Moore’s closing statement:

“I want to start by thanking Maria for waging a spirited campaign. Though I kinda wish she hadn’t run, I’ve got to admit competition is good. And she’s keeping me on my toes. And it’s given me a chance to reflect on how much I really love this job and our community.

“Being alderman is truly a labor of love. I could have retired, collected my pension, and secured a well-paying job. But money has never been a goal of mine. Public service is my passion. This neighborhood is my passion. Helping others is my passion. All the money in the world couldn’t match the feeling I had when I told those seniors in the Levy House that their homes were safe, and they could continue to live with their friends. Did I change the world? No. But I certainly made a huge difference in the lives of 56 senior citizens.

“My ward staff and ward (supervisor) Dan Murphy also make a huge difference every day in the lives of our residents. Between them they have 63 years of accumulated experience, and share my passion for our neighborhood. Sadly, if I go, they go, a giant loss for Rogers Park. As a freshman, Maria will have a staff half the size of mine, with none of the experience – something to keep in mind when you go to the polls.

“I hope you honor us with another four years. But, regardless of your decision, I know I speak for my staff in thanking you for the privilege of serving this very special community call home.”

Sad to See Heartland Cafe Go? You Can Own a Piece of It

If you’re still mourning the loss of the venerable Heartland Cafe, the Rogers Park health-food staple that closed at the end of last year, fear not.

The restaurant is hosting a garage sale this weekend.

“That’s right, we are having a garage sale!” restaurant management said in a Facebook Post. “Own a piece of the historic Heartland Cafe. Everything from glasses, plates, bar stools, fixtures, stoves, fridges and so much more! Wow!”

The sale will run Saturday and Sunday, January 19 and 20, from 9 a.m. to 5 p.m.. The restaurant is located at 7000 N. Glenwood.

The Heartland opened in 1976, and quickly became a magnet for vegetarians and lovers of natural food options. It also grew into a neighborhood gathering place, hosting music, as well as cultural and political gatherings.

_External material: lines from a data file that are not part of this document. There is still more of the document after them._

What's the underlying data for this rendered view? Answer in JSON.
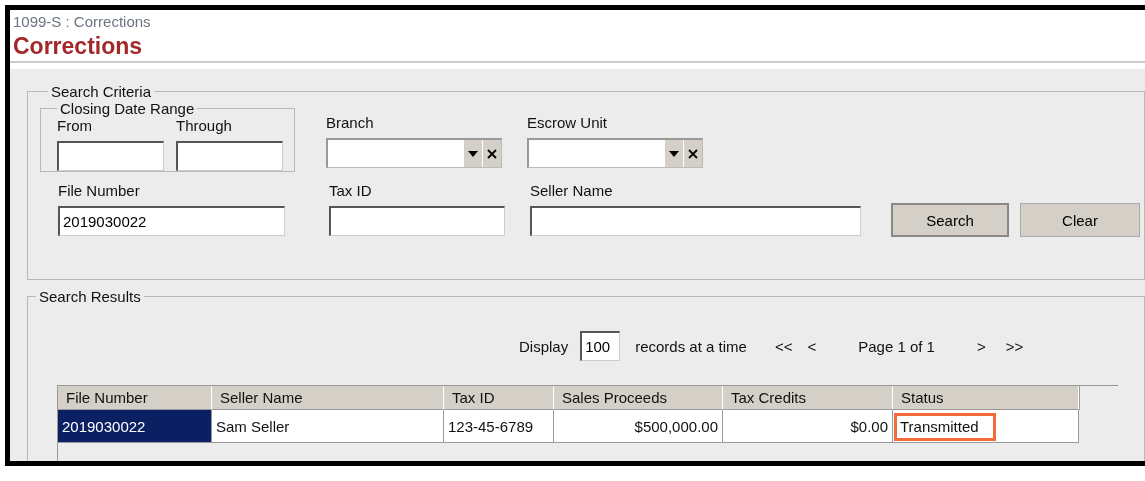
{
  "window": {
    "breadcrumb": "1099-S : Corrections",
    "title": "Corrections"
  },
  "search_criteria": {
    "legend": "Search Criteria",
    "date_range": {
      "legend": "Closing Date Range",
      "from": {
        "label": "From"
      },
      "through": {
        "label": "Through"
      }
    },
    "branch": {
      "label": "Branch"
    },
    "escrow_unit": {
      "label": "Escrow Unit"
    },
    "file_number": {
      "label": "File Number",
      "value": "2019030022"
    },
    "tax_id": {
      "label": "Tax ID"
    },
    "seller_name": {
      "label": "Seller Name"
    },
    "buttons": [
      "Search",
      "Clear"
    ]
  },
  "search_results": {
    "legend": "Search Results",
    "pager": {
      "display_label": "Display",
      "page_size": "100",
      "suffix": "records at a time",
      "first": "<<",
      "prev": "<",
      "page_text": "Page 1 of 1",
      "next": ">",
      "last": ">>"
    },
    "table": {
      "columns": [
        "File Number",
        "Seller Name",
        "Tax ID",
        "Sales Proceeds",
        "Tax Credits",
        "Status"
      ],
      "rows": [
        {
          "cells": [
            "2019030022",
            "Sam Seller",
            "123-45-6789",
            "$500,000.00",
            "$0.00",
            "Transmitted"
          ],
          "selected": true,
          "status_highlighted": true
        }
      ]
    }
  }
}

Sale of the building forced owner Tom Rosenfeld to sell. The restaurant closed Dec. 31.

In a post last year, Rosenfeld paid tribute to the spirit of the cafe, which he said was instilled by the original owners, Katy Hogan and Michael James.

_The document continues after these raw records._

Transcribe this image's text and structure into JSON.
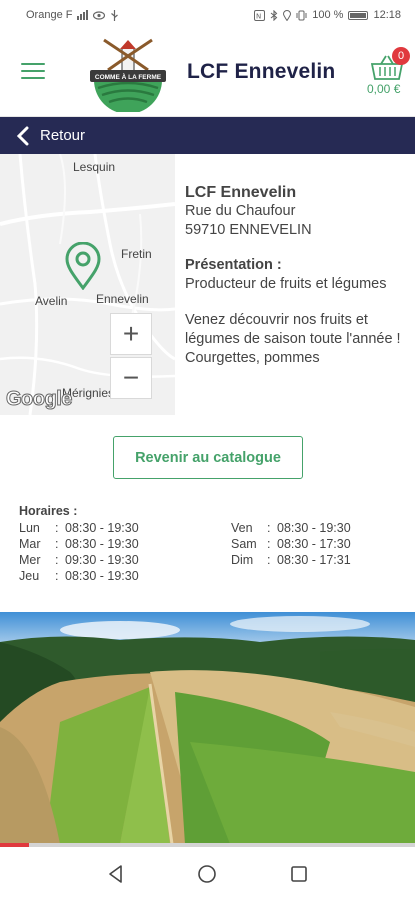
{
  "status_bar": {
    "carrier": "Orange F",
    "battery": "100 %",
    "time": "12:18"
  },
  "header": {
    "logo_text": "COMME À LA FERME",
    "shop_name": "LCF Ennevelin",
    "cart_count": "0",
    "cart_total": "0,00 €"
  },
  "back_bar": {
    "label": "Retour"
  },
  "map": {
    "places": [
      "Lesquin",
      "Fretin",
      "Avelin",
      "Ennevelin",
      "Mérignies"
    ],
    "zoom_in": "+",
    "zoom_out": "−",
    "attribution": "Google"
  },
  "shop": {
    "name": "LCF Ennevelin",
    "street": "Rue du Chaufour",
    "city": "59710 ENNEVELIN",
    "presentation_title": "Présentation :",
    "presentation_text": "Producteur de fruits et légumes",
    "description": "Venez découvrir nos fruits et légumes de saison toute l'année ! Courgettes, pommes"
  },
  "catalog_button": "Revenir au catalogue",
  "hours": {
    "title": "Horaires :",
    "left": [
      {
        "day": "Lun",
        "time": "08:30 - 19:30"
      },
      {
        "day": "Mar",
        "time": "08:30 - 19:30"
      },
      {
        "day": "Mer",
        "time": "09:30 - 19:30"
      },
      {
        "day": "Jeu",
        "time": "08:30 - 19:30"
      }
    ],
    "right": [
      {
        "day": "Ven",
        "time": "08:30 - 19:30"
      },
      {
        "day": "Sam",
        "time": "08:30 - 17:30"
      },
      {
        "day": "Dim",
        "time": "08:30 - 17:31"
      }
    ]
  },
  "colors": {
    "accent_green": "#45a26a",
    "header_navy": "#1f2247",
    "back_bar": "#262a54",
    "badge_red": "#e0393e"
  },
  "carousel_progress": 0.07,
  "icons": [
    "menu-icon",
    "basket-icon",
    "chevron-left-icon",
    "map-pin-icon",
    "nav-back-icon",
    "nav-home-icon",
    "nav-recents-icon"
  ]
}
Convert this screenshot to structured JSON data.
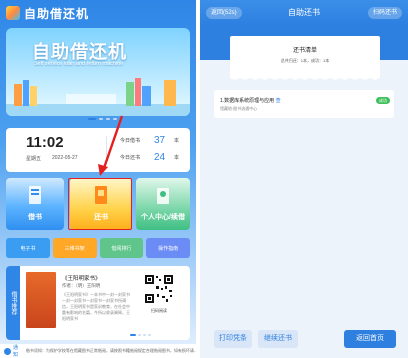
{
  "left": {
    "app_title": "自助借还机",
    "banner": {
      "title": "自助借还机",
      "subtitle": "Self service loan and return machine"
    },
    "clock": {
      "time": "11:02",
      "weekday": "星期五",
      "date": "2022-05-27"
    },
    "stats": [
      {
        "label": "今日借书",
        "value": "37",
        "unit": "本"
      },
      {
        "label": "今日还书",
        "value": "24",
        "unit": "本"
      }
    ],
    "tiles": [
      {
        "label": "借书"
      },
      {
        "label": "还书"
      },
      {
        "label": "个人中心/续借"
      }
    ],
    "mini_buttons": [
      {
        "label": "电子书",
        "color": "#3a9df2"
      },
      {
        "label": "三维书架",
        "color": "#ffa726"
      },
      {
        "label": "借阅排行",
        "color": "#5fc58a"
      },
      {
        "label": "操作指南",
        "color": "#6c8cf5"
      }
    ],
    "recommend": {
      "side_label": "借书推荐",
      "book_title": "《王阳明家书》",
      "author": "作者：（明）王阳明",
      "description": "《王阳明家书》一本书中一封一封家书一封一封家书一封家书一封家书所谓信，王阳明家书是家训教育，在社会中重有影响的名篇，今所以收录阐释。王阳明家书",
      "qr_label": "扫码阅读"
    },
    "notice": {
      "label": "通知",
      "text": "借书须知：为保护学校等在馆藏图书正常借阅，请按照书籍借阅规定合理借阅图书，如有损坏请..."
    }
  },
  "right": {
    "back_label": "返回(52s)",
    "title": "自助还书",
    "scan_label": "扫码还书",
    "receipt": {
      "title": "还书清单",
      "summary": "总共归还：1本，成功：1本"
    },
    "items": [
      {
        "name": "1.数据库系统原理与应用",
        "tag": "查",
        "sub": "馆藏地:图书流通中心",
        "status": "成功"
      }
    ],
    "buttons": {
      "print": "打印凭条",
      "continue": "继续还书",
      "home": "返回首页"
    }
  }
}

“Heartland has always been a reflection of you –outspoken, politically active, funny, lovable, a little rough around the edges, served with a splash of opinion and some veggies with black beans and rice. On behalf of the neighborhood who holds up your creation as an iconic symbol of Rogers Park, I thank you for what you created here,” Rosenfeld said.

49th Ward Aldermanic Debate Tonight at Sullivan High School

Aldermanic candidates have been invited to debate tonight at Sullivan High School.

The event, moderated by the League of Women Voters, is expected to run from 7 to 9 p.m. at the school, located at 6631 N. Bosworth Ave. All four candidates have been invited: Incumbent Joe Moore, Maria Hadden, Nathan Myers, and Bill Morton.

Sullivan High students serving as timekeepers and audience question screeners. The event co-sponsors are Good News Partners, Jane Addams Senior Caucus, Network 49, Protect RP, and Rise 49.

Translation services will be provided.


Soon-to-Open Rogers Park Target is Hiring

The Target store set to open this Spring at Sheridan and Devon is hiring.

Ald. Joe Moore (49th) hosted a job fair Monday. And area Targets will be taking applications this weekend, from Friday, Jan. 18, through Sunday, Jan. 20, according to Moore.

The new Target is located on the on the Northwest corner of Sheridan and Devon, in the Concord Sheridan development. The Concord will mix housing and retail, anchored by the Target. The development is expected to be completed next month, with the Target opening sometime in the Spring, according to Moore’s website.

“As part of the new community review process for this development, I secured a commitment from Target to hire residents from the Rogers Park and Edgewater communities,” Moore said in a statement. Monday’s job fair was part of that commitment, Moore said.

« Older Entries